(Source records)
☆ ☆ ☆ ☆ ☆ ☆ ☆
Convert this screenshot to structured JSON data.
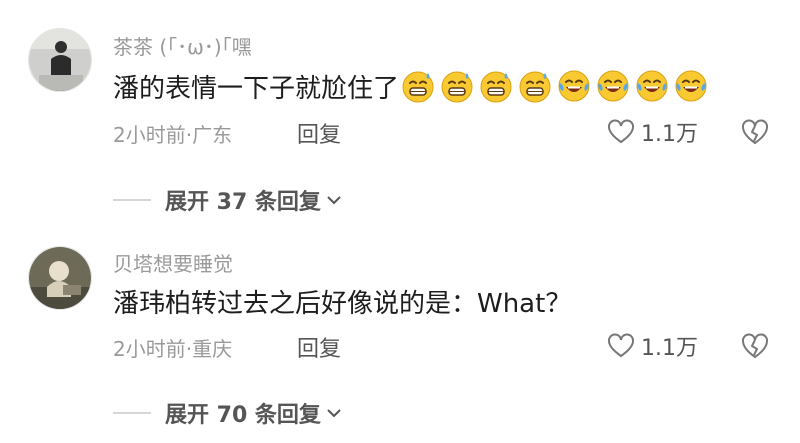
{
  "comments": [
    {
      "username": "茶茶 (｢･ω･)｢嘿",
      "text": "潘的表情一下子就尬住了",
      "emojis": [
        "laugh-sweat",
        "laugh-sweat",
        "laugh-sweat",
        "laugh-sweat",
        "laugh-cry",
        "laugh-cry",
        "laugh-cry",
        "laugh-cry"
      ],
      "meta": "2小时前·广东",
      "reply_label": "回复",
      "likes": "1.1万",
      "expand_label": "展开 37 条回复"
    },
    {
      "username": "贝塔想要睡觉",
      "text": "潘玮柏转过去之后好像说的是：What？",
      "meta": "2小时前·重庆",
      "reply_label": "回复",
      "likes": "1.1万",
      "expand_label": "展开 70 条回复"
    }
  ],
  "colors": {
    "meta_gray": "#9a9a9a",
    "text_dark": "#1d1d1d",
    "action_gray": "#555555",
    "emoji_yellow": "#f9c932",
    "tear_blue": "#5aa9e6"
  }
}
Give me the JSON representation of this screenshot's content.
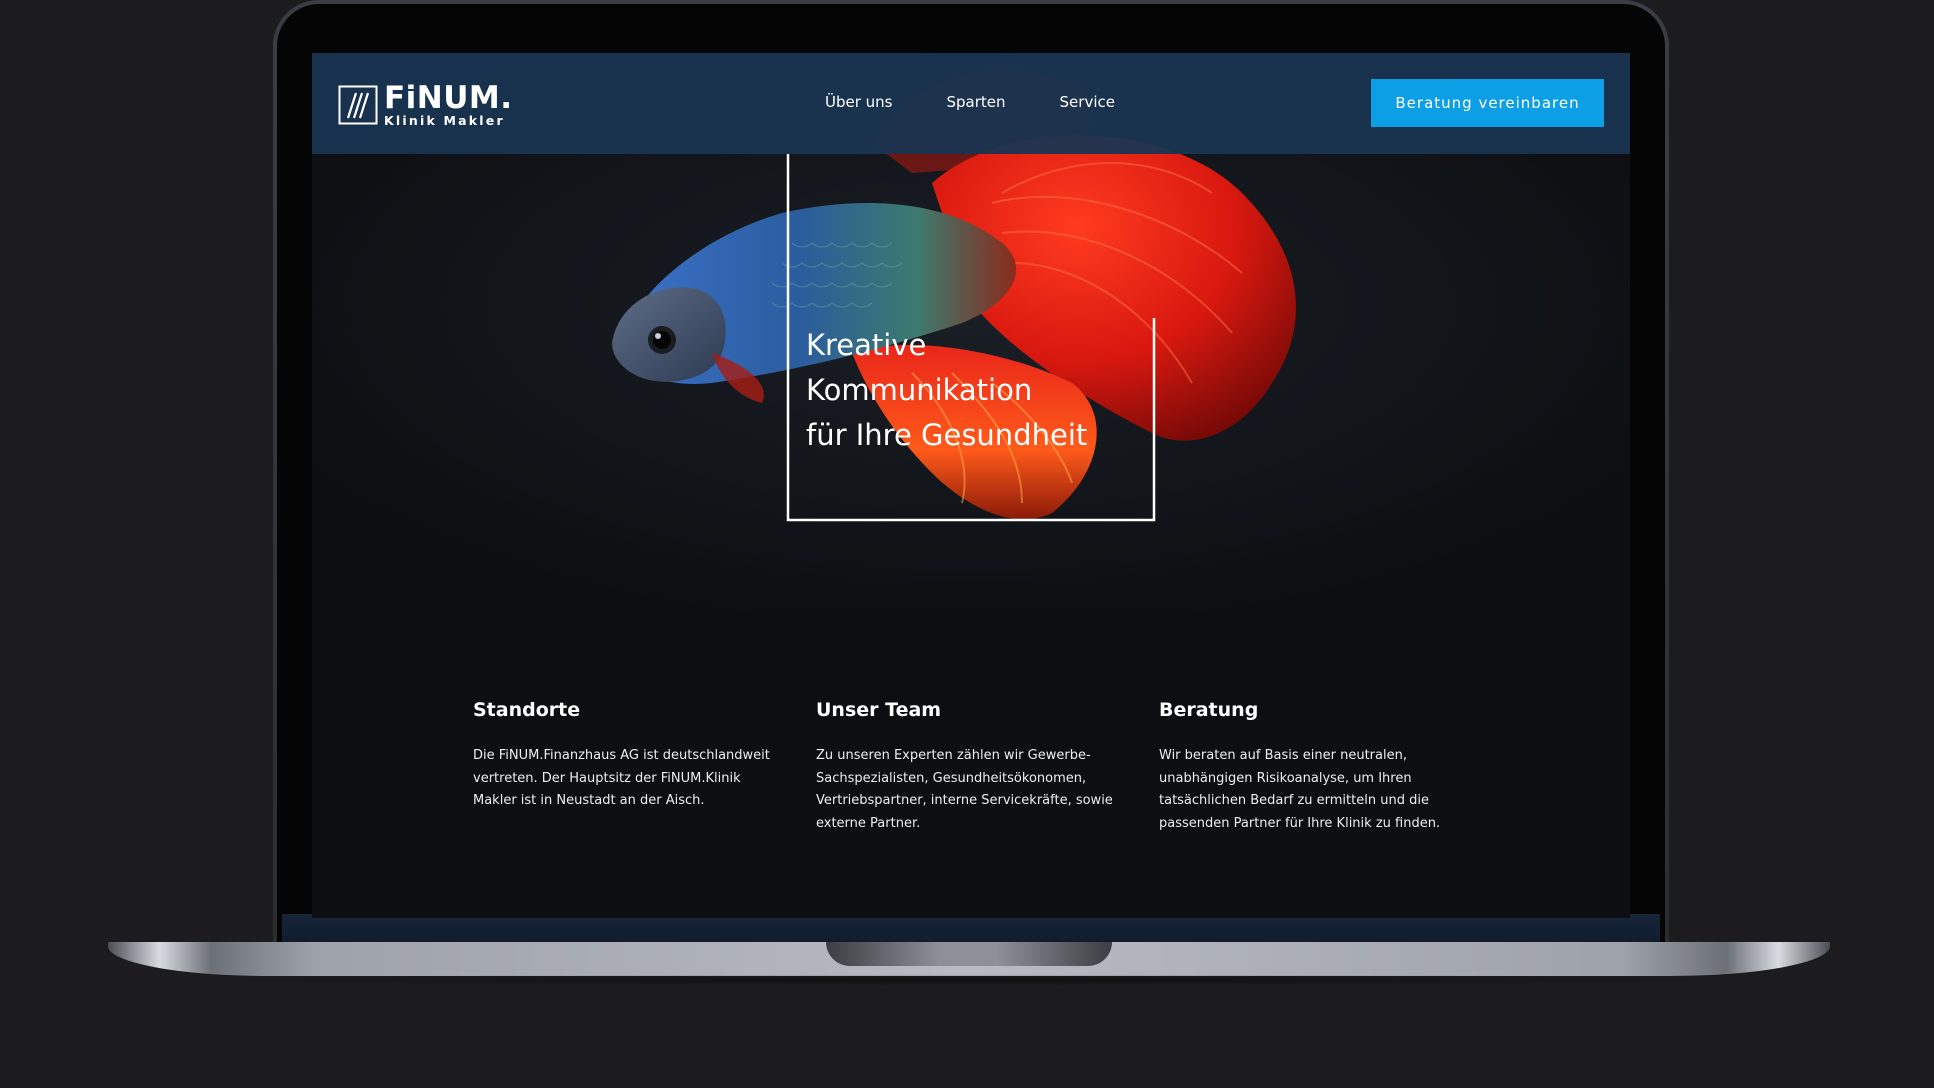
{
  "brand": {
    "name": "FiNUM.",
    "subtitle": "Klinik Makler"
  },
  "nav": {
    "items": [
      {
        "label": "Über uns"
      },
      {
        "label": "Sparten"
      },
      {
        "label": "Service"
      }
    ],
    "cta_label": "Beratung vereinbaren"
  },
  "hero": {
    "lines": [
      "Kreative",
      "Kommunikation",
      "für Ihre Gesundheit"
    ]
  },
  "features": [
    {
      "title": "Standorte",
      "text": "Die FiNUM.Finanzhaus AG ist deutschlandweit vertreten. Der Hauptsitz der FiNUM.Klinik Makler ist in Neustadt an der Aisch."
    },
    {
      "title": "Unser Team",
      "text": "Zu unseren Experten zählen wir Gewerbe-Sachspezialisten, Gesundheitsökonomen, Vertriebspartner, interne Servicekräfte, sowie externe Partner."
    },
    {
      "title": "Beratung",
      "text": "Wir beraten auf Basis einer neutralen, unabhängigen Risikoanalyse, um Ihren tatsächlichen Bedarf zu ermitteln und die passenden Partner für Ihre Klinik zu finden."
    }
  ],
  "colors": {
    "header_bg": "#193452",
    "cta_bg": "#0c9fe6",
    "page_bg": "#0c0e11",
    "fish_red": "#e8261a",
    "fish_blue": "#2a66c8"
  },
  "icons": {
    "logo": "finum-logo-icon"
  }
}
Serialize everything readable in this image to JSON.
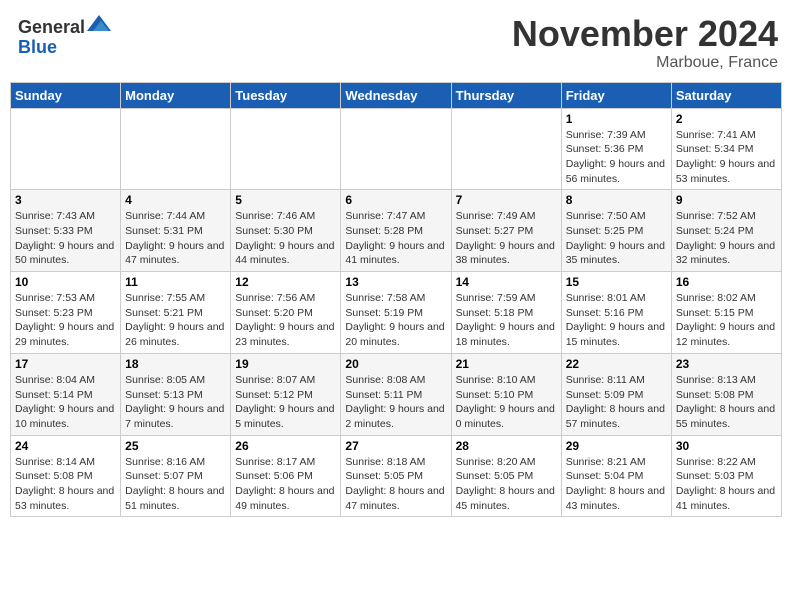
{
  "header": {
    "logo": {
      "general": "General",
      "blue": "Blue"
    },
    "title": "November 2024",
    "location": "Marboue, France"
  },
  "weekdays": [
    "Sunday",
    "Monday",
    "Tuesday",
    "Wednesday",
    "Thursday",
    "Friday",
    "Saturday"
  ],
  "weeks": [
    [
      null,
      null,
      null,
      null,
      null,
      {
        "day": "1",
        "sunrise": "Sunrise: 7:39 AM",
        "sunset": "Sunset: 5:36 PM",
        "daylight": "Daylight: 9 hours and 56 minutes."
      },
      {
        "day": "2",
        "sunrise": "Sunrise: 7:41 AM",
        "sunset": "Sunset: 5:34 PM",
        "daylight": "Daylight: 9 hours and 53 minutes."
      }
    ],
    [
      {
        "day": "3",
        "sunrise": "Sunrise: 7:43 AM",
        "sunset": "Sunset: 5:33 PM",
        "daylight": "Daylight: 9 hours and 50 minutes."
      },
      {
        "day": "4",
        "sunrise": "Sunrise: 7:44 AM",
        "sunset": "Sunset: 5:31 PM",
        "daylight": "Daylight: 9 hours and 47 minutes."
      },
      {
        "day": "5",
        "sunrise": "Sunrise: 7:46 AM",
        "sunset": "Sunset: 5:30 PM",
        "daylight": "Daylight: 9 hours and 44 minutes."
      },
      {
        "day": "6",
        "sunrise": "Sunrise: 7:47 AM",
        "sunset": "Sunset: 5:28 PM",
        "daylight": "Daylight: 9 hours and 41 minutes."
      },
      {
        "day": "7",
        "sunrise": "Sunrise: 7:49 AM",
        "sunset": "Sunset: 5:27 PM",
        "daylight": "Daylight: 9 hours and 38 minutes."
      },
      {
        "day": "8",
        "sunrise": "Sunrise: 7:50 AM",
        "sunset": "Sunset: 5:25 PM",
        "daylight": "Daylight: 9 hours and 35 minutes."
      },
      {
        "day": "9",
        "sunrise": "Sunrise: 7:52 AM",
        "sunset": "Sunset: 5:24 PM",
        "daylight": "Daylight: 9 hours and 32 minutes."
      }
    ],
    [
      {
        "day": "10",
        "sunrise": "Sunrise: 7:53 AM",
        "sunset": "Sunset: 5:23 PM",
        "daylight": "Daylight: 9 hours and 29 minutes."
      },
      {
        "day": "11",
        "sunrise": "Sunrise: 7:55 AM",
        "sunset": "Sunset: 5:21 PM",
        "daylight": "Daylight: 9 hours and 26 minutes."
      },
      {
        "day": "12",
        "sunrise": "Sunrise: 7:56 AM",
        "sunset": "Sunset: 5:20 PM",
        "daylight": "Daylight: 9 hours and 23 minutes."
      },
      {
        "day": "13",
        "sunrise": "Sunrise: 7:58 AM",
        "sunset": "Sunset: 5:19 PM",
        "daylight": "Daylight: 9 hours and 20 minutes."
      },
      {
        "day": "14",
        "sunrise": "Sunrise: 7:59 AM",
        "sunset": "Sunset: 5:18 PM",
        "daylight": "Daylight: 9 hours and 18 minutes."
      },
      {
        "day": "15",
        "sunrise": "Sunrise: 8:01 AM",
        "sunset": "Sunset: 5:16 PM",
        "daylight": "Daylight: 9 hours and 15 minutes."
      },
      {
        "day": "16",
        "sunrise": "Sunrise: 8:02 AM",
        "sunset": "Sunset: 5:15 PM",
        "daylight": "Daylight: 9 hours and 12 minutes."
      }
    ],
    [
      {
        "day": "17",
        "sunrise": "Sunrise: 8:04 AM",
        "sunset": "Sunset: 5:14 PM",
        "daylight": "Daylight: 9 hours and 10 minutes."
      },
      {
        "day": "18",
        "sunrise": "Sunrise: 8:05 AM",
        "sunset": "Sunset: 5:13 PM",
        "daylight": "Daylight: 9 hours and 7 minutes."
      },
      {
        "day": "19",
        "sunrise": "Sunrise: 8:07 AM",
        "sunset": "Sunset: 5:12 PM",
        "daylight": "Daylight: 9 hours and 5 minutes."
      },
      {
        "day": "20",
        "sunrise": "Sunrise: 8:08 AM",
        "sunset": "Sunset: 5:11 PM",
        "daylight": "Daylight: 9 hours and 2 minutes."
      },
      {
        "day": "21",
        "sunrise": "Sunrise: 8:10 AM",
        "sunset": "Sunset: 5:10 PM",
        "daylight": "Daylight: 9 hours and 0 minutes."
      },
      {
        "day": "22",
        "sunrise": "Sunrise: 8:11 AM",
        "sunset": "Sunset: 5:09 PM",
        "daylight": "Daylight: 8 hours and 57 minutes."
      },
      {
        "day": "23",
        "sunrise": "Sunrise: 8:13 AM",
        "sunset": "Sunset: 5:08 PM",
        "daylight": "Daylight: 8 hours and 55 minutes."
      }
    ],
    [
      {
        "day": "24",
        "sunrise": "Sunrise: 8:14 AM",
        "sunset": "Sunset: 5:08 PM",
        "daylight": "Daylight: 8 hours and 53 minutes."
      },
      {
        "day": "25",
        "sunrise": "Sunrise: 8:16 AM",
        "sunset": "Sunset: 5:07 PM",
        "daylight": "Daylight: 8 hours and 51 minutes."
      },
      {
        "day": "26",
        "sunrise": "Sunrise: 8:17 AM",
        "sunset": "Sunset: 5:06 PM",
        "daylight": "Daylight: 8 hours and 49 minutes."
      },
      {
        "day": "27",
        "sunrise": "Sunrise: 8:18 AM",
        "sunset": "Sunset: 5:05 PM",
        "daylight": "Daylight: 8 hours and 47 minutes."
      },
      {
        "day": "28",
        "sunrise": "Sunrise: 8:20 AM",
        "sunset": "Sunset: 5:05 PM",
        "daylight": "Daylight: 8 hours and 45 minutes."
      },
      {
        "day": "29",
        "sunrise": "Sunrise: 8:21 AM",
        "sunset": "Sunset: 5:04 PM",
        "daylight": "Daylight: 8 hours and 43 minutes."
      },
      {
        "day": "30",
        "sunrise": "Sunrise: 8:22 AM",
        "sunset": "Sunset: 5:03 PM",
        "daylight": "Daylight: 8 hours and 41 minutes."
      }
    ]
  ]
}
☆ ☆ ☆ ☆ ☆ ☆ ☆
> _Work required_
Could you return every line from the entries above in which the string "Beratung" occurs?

> _Exercise output_
    "cta_label": "Beratung vereinbaren"
      "title": "Beratung",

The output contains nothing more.